Middle East Airlines was at its peak from its establishment in the 50s until the Lebanese Civil War in the late 70s. With Beirut rising as the Paris of the Middle East and as a prominent Arab hub for fashion and finance, MEA thrived and became one of the world's leading carriers.
Between 1950 and 1970, most of the destinations we know of today were established, but others were discontinued after the war due to weak revenues and the airline's turbulent situation. Here is a list of discontinued destinations that were once part of the national carrier's glorious route map.
1. 1950 - Nicosia, Dhahran
The two cities were the very first destinations MEA flew to, in addition to Baghdad, Cairo and Kuwait. Dhahran was specifically important due to it being Saudi Arabia's oil hub, and Beirut was on PanAm's round-the-world flight route (starting in New York City) as the connection just before reaching Dhahran. Therefore, MEA became a carrier of choice for major Saudi oil company ARAMCO's American employees, many of whom resided and raised families in Beirut.
2. 1952 - Jerusalem
Beirut and Jerusalem enjoyed heavy passenger exchange due to the presence of vast Palestinian and Jewish communities alike in Lebanon.
3. 1955 - Ankara (via Nicosia), Aleppo
The Turkish capital and Syria's now-destructed Aleppo became daily flight destinations for MEA.
4. 1957 - Vienna (via Istanbul), Tehran (via Baghdad)

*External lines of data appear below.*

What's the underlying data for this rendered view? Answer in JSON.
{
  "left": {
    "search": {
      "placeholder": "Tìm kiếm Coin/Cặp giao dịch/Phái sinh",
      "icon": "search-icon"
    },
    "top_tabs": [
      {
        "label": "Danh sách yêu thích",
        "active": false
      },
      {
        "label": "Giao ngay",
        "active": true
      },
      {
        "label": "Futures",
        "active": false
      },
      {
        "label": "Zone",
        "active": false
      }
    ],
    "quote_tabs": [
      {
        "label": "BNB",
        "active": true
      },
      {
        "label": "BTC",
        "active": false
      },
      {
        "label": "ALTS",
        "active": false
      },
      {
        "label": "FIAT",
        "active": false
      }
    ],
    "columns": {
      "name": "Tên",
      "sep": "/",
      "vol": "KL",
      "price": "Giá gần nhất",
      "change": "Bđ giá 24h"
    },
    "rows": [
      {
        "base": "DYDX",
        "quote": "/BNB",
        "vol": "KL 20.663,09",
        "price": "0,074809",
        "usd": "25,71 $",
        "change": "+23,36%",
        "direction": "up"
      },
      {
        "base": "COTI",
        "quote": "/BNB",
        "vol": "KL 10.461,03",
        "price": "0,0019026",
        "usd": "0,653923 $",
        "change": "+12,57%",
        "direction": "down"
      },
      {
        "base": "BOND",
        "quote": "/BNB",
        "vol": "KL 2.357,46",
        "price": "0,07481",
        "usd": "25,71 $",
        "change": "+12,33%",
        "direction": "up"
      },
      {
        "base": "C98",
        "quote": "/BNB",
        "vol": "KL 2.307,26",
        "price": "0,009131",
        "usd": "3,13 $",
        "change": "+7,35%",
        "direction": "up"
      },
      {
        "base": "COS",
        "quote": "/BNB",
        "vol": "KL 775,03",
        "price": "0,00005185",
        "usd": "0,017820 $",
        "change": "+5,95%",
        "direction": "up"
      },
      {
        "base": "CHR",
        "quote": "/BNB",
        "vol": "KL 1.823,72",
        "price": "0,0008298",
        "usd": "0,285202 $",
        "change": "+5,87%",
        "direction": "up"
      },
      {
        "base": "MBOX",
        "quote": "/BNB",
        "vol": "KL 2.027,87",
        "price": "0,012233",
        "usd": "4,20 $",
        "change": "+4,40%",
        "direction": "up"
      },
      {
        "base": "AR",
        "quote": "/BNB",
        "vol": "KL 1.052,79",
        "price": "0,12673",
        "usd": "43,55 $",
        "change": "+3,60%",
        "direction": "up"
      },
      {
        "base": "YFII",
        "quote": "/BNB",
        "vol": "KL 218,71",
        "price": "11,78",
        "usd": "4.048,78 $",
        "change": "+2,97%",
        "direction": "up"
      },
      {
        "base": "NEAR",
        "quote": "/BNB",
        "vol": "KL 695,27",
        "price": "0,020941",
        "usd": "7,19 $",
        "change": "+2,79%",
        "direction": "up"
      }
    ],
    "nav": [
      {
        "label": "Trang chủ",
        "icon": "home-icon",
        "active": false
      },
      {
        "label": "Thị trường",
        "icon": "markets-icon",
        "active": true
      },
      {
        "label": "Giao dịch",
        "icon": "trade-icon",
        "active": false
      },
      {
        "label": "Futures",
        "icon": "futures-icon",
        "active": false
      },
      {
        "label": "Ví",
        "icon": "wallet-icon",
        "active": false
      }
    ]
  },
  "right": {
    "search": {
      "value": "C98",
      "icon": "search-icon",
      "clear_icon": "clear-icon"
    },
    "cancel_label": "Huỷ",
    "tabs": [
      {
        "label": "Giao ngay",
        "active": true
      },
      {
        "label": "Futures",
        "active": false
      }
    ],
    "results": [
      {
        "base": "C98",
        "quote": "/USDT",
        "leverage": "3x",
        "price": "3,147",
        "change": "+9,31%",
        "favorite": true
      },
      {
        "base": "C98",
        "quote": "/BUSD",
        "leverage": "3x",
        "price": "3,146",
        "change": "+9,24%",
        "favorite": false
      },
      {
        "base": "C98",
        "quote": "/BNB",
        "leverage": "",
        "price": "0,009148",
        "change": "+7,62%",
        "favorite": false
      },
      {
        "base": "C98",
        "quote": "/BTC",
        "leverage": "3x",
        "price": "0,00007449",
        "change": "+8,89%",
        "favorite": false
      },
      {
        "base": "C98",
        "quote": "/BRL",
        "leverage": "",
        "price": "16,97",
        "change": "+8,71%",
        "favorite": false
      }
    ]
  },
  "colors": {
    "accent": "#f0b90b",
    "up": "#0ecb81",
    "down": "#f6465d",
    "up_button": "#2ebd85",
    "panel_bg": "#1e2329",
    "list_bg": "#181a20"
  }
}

Vienna was a splendid addition to the airline's European network and the Tehran route reflected the glory days of both Lebanon and Iran.
5. 1958 - Aden (via Jeddah), Karachi and Bombay (both via Kuwait and Bahrain)
Aden was a main trade hub, and Pakistan and India were profit-generating for MEA as it carried many nationals from those two countries to the Gulf region.
6. 1960 - Lisbon and Madrid (both via Rome)
By then, MEA initiated flights to France, Germany, United Kingdom, and several other European countries. We do, nonetheless, wish those two destinations would come back!
7. 1964 - Khartoum, Robertsfield International Airport, and Freetown
MEA's African network rapidly expanded, joining these three destinations with its still existing flights to Accra, Abidjan, Kano and Lagos. At the time, Robertsfield was the main airport of Monrovia, Liberia.
8. 1966 - Addis Ababa, Benghazi
Though there is a non-MEA direct Beirut-Addis Ababa flight today, MEA's past African presence hasn't remain the same.
9. 1967 - Amsterdam
Recent unofficial talks about reviving the Amsterdam route have been heard, but nothing is confirmed. We hope it works, though!
10. 1983 - New York
Can it be 1983 again?
11. 1996 - São Paulo
The large Lebanese community in Brazil made such a route inevitable to implement. However, it was sadly short-lived.